In his recent works Cragg has been pushing towards a new abstracted understanding of the figure. For the last years, he has been playing with the notion of compression and expansion in the use of totemic structures where the appearance of the human profile is often a reclusive aspect of the overall structure. He has also taken the figure in an almost futuristic manner and divided it into quadrants at its very core. For example, an abstracted idea of a portrait suddenly becomes four different surfaces creating four types of images all joined at the back by an imaginary spine. These then appear as forms with no front or back, right or left but an organic moving trajectory that gives the appearance of movement as you walk around it.

In his new series of red stained wooden works, he continues to break new ground. We see the composite structure created from slices of wood, epoxied together in forms that are curved, jagged, sturdy yet rigorous. By staining the wood in this red colour, he insinuates some other material that appears closer to something man made. The works have an ambiguous reading because they are at once figurative and non figurative.

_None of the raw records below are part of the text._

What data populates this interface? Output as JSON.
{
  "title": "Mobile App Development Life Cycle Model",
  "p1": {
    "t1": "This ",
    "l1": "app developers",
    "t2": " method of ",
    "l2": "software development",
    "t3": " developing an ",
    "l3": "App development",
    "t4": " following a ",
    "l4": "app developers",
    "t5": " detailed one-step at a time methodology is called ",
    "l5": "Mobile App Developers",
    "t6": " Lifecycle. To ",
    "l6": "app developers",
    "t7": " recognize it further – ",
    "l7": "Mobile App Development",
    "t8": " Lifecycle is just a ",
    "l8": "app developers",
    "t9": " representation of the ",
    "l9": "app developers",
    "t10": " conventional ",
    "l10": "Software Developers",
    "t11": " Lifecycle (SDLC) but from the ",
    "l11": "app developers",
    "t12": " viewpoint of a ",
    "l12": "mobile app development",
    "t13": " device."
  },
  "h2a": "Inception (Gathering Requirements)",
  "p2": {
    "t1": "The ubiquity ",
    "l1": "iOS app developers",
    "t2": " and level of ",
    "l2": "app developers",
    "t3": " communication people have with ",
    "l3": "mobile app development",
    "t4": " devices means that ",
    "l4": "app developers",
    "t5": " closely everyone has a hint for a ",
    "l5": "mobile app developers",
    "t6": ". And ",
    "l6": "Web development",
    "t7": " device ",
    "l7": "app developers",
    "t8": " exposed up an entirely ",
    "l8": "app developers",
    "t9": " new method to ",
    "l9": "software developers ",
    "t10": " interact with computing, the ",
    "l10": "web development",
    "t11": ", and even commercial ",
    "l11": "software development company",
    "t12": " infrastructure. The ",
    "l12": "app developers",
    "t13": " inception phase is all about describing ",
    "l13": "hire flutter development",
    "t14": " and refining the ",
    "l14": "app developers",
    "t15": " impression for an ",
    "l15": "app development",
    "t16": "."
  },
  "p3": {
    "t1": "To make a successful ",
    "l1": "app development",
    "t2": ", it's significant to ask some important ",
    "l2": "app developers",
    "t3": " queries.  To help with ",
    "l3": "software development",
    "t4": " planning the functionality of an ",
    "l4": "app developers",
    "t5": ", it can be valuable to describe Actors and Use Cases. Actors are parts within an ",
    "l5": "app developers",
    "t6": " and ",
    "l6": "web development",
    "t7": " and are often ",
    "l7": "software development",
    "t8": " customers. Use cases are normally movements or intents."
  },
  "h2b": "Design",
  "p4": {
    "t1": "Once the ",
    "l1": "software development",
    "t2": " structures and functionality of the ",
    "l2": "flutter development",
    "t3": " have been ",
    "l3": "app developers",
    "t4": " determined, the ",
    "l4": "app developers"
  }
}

No one working in sculpture today can treat bronze with the same finesse as Cragg. He has developed a method for casting forms that appear to be liquid or molten. Their patinas ranging from thick dark chocolate brown to a more natural burnished green raise many images in the mind's eye. For example, a recent bronze sculpture called "Luke" has a voluptuous playful structure of circular forms that appear both to be rising up and sliding down from their centre. He is able to imply a sense of water flowing down the back of a rock surface in the fluid feeling he creates with bronze, one of the heaviest metals.

In the drawing space, Cragg will present a series of recent drawings that highlight his quintessential interest in how new forms can emerge from both figures and landscapes.

To coincide with the opening of this exhibition, Cragg's Column will be installed in the Tuileries Gardens behind the Jeu de Paume Museum. At the moment there is a major museum exhibition that opened in Karlsruhe, Germany (until May 3rd) and will travel to Salzburg later this summer; a catalogue has been published by Dumont to coincide with the museum shows and it will be available at the gallery for purchase.

Tony Cragg was born in Liverpool in 1949. He began his education by focusing on technical studies that led him to work in a biochemistry laboratory before embarking on his art studies at the Wimbledon School of Art. He was awarded his M.A. from the Royal College of Art in London in 1977. He has resided in Wuppertal, Germany since 1979, and teaches at Düsseldorf Academy of Fine Arts. In September 2008, Cragg opened a sculpture park, including 16 of the artist's sculptures, in Wuppertal on the grounds of the famous Waldfrieden villa.
Marie Laure Bernadac, Chief Curator of Contemporary Art at the Louvre Museum, has invited Tony Cragg to show his work in autumn 2010.